Hepatitis C cases rising among Massachusetts youth
CHICAGO (Reuters) - Hepatitis C infections are rising quickly among white youth in Massachusetts, fueled by increases in the use of heroin and other injection drugs, local and federal health researchers said Thursday.
Cases of the infection -- a leading cause of liver damage and cancer -- have been dropping across the general population, but they started rising in youth aged 15 to 24 between 2002 and 2006, a trend that continued through 2009, a team from the Massachusetts Department of Public Health reported.
"Of cases with available risk data, injection drug use was the most common risk factor for HCV transmission," the team wrote in the U.S. Centers for Disease Control and Prevention's weekly report on death and disease.
"The increase in case reports appears to represent an epidemic of HCV infection related to IDU (injected drug use) among new populations of adolescents and young adults in Massachusetts," they wrote.
The CDC said in an editorial is had been documenting cases of Hepatitis C infection for decades, but it called the recent epidemic among adolescents and young adults and its apparent link to IV drug use "a disturbing trend."
"Law enforcement data suggest this trend might be occurring in other states," the CDC said, citing data showing increases in first-time heroin use, which jumped to 180,000 in 2009 from 100,000 in 2002.
Law enforcement reports from officials in the Great Lakes, Mid-Atlantic, New England, New York/New Jersey, Southeast, and West Central regions also suggests that heroin use is increasing, particularly among younger users.
Hepatitis C, an infection caused by a virus that attacks the liver, is considered one of the most serious of the hepatitis viruses. It is commonly passed through contaminated blood -- often through needles shared during illegal drug use.

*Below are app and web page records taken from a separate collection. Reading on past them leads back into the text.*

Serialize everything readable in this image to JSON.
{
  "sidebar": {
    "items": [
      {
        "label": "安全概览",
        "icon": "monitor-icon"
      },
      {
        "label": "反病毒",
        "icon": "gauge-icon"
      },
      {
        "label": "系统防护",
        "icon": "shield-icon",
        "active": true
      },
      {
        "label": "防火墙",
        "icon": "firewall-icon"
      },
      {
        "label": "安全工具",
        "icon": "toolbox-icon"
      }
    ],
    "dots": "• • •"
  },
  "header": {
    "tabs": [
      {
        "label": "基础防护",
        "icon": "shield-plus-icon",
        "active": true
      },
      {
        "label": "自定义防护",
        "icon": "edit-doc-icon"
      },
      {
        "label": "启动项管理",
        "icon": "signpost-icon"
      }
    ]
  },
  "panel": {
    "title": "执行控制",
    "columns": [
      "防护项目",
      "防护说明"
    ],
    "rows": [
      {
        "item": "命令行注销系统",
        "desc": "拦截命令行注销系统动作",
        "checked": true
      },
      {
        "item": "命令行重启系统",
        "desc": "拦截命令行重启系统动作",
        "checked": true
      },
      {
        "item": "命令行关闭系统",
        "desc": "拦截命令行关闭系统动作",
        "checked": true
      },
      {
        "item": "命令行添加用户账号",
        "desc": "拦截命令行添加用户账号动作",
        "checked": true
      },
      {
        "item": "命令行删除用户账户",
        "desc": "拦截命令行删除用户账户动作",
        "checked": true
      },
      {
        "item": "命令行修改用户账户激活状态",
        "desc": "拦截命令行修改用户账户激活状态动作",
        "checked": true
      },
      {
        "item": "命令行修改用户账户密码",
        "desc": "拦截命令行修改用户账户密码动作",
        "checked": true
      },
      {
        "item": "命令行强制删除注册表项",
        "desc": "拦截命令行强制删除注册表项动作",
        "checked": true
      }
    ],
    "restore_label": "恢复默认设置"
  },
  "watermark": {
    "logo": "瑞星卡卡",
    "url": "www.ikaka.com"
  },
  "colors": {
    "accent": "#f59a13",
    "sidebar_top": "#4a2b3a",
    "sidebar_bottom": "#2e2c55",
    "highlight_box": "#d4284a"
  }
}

The latest cases were reported from across Massachusetts, mostly among non-Hispanic whites, and were split evenly between males and females.
Of 1,196 cases in which doctors had a history of potential risk factors, 72 percent were in people who reported current or past injection drug use.
Among the 719 people who said they injected drugs in the preceding 12 months, 85 percent said they had used heroin, 29 percent had used cocaine, 1 percent had used methamphetamine and 4 percent had used other drugs.
They said the study suggested the need for better monitoring of Hepatitis C infection and better prevention efforts targeting adolescents and young adults, they said.
According to the CDC, 3.2 million Americans are infected. Most people who are newly infected have no symptoms.
SOURCE: 1.usa.gov/jCKXwN Morbidity and Mortality Weekly Report, May 6, 2011.